Work item: Give the data below again exactly as it stands. Omit the pictures.

Dataset rows for apps and sites:

##############################

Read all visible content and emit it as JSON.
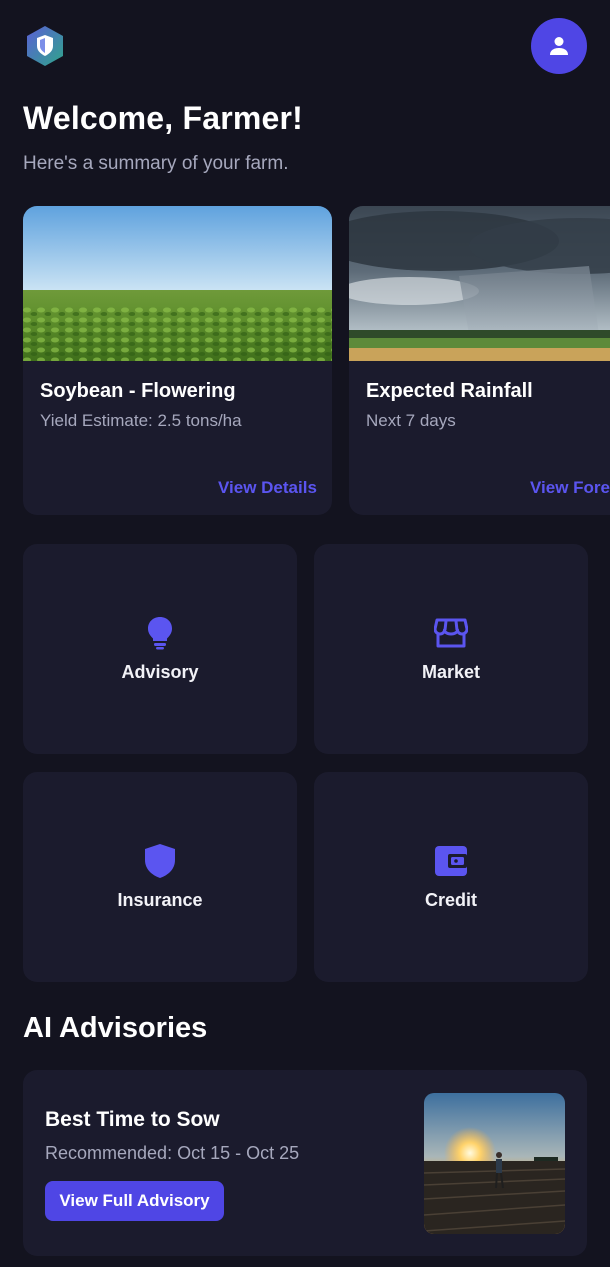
{
  "header": {
    "logo_icon": "shield-leaf-logo-icon",
    "profile_icon": "user-icon"
  },
  "welcome": {
    "title": "Welcome, Farmer!",
    "subtitle": "Here's a summary of your farm."
  },
  "cards": [
    {
      "image": "soybean-field-image",
      "title": "Soybean - Flowering",
      "meta": "Yield Estimate: 2.5 tons/ha",
      "link": "View Details"
    },
    {
      "image": "rain-storm-image",
      "title": "Expected Rainfall",
      "meta": "Next 7 days",
      "link": "View Forecast"
    }
  ],
  "tiles": [
    {
      "label": "Advisory",
      "icon": "lightbulb-icon"
    },
    {
      "label": "Market",
      "icon": "storefront-icon"
    },
    {
      "label": "Insurance",
      "icon": "shield-icon"
    },
    {
      "label": "Credit",
      "icon": "wallet-icon"
    }
  ],
  "ai_advisories": {
    "heading": "AI Advisories",
    "item": {
      "title": "Best Time to Sow",
      "meta": "Recommended: Oct 15 - Oct 25",
      "button": "View Full Advisory",
      "image": "sunset-field-farmer-image"
    }
  },
  "colors": {
    "background": "#13131f",
    "card": "#1b1b2d",
    "accent": "#4f46e5",
    "muted_text": "#a6a8bd"
  }
}
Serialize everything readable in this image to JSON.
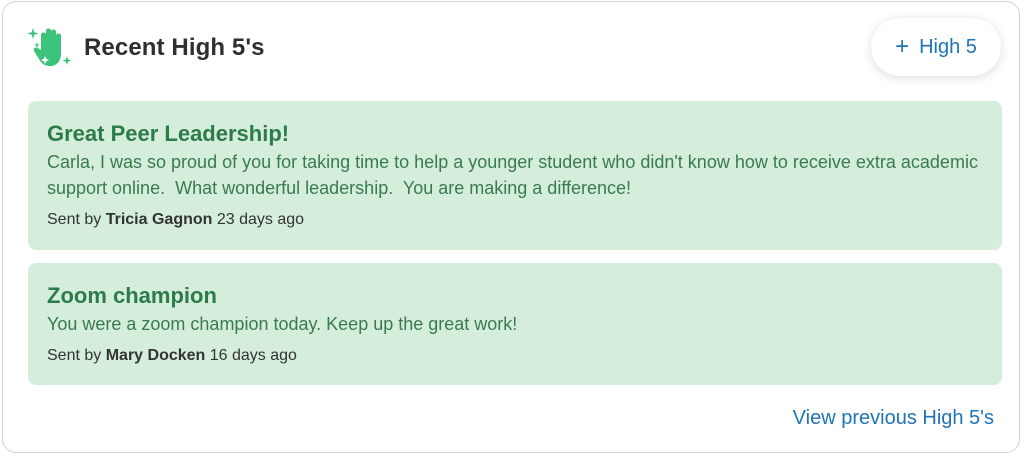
{
  "header": {
    "title": "Recent High 5's",
    "icon": "high-five-hand-icon",
    "icon_color": "#3cc47c",
    "add_button": {
      "icon": "plus-icon",
      "label": "High 5"
    }
  },
  "entries": [
    {
      "title": "Great Peer Leadership!",
      "message": "Carla, I was so proud of you for taking time to help a younger student who didn't know how to receive extra academic support online.  What wonderful leadership.  You are making a difference!",
      "sent_by_label": "Sent by",
      "sender": "Tricia Gagnon",
      "time_ago": "23 days ago"
    },
    {
      "title": "Zoom champion",
      "message": "You were a zoom champion today. Keep up the great work!",
      "sent_by_label": "Sent by",
      "sender": "Mary Docken",
      "time_ago": "16 days ago"
    }
  ],
  "footer": {
    "view_previous_label": "View previous High 5's"
  },
  "colors": {
    "entry_background": "#d5eedb",
    "entry_title": "#2d7a4a",
    "link": "#1f73b7"
  }
}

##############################

Written response:
Read all visible content and emit it as JSON.
{
  "header": {
    "logo_icon": "shield-leaf-logo-icon",
    "profile_icon": "user-icon"
  },
  "welcome": {
    "title": "Welcome, Farmer!",
    "subtitle": "Here's a summary of your farm."
  },
  "cards": [
    {
      "image": "soybean-field-image",
      "title": "Soybean - Flowering",
      "meta": "Yield Estimate: 2.5 tons/ha",
      "link": "View Details"
    },
    {
      "image": "rain-storm-image",
      "title": "Expected Rainfall",
      "meta": "Next 7 days",
      "link": "View Forecast"
    }
  ],
  "tiles": [
    {
      "label": "Advisory",
      "icon": "lightbulb-icon"
    },
    {
      "label": "Market",
      "icon": "storefront-icon"
    },
    {
      "label": "Insurance",
      "icon": "shield-icon"
    },
    {
      "label": "Credit",
      "icon": "wallet-icon"
    }
  ],
  "ai_advisories": {
    "heading": "AI Advisories",
    "item": {
      "title": "Best Time to Sow",
      "meta": "Recommended: Oct 15 - Oct 25",
      "button": "View Full Advisory",
      "image": "sunset-field-farmer-image"
    }
  },
  "colors": {
    "background": "#13131f",
    "card": "#1b1b2d",
    "accent": "#4f46e5",
    "muted_text": "#a6a8bd"
  }
}
Serialize everything readable in this image to JSON.
{
  "header": {
    "title": "Recent High 5's",
    "icon": "high-five-hand-icon",
    "icon_color": "#3cc47c",
    "add_button": {
      "icon": "plus-icon",
      "label": "High 5"
    }
  },
  "entries": [
    {
      "title": "Great Peer Leadership!",
      "message": "Carla, I was so proud of you for taking time to help a younger student who didn't know how to receive extra academic support online.  What wonderful leadership.  You are making a difference!",
      "sent_by_label": "Sent by",
      "sender": "Tricia Gagnon",
      "time_ago": "23 days ago"
    },
    {
      "title": "Zoom champion",
      "message": "You were a zoom champion today. Keep up the great work!",
      "sent_by_label": "Sent by",
      "sender": "Mary Docken",
      "time_ago": "16 days ago"
    }
  ],
  "footer": {
    "view_previous_label": "View previous High 5's"
  },
  "colors": {
    "entry_background": "#d5eedb",
    "entry_title": "#2d7a4a",
    "link": "#1f73b7"
  }
}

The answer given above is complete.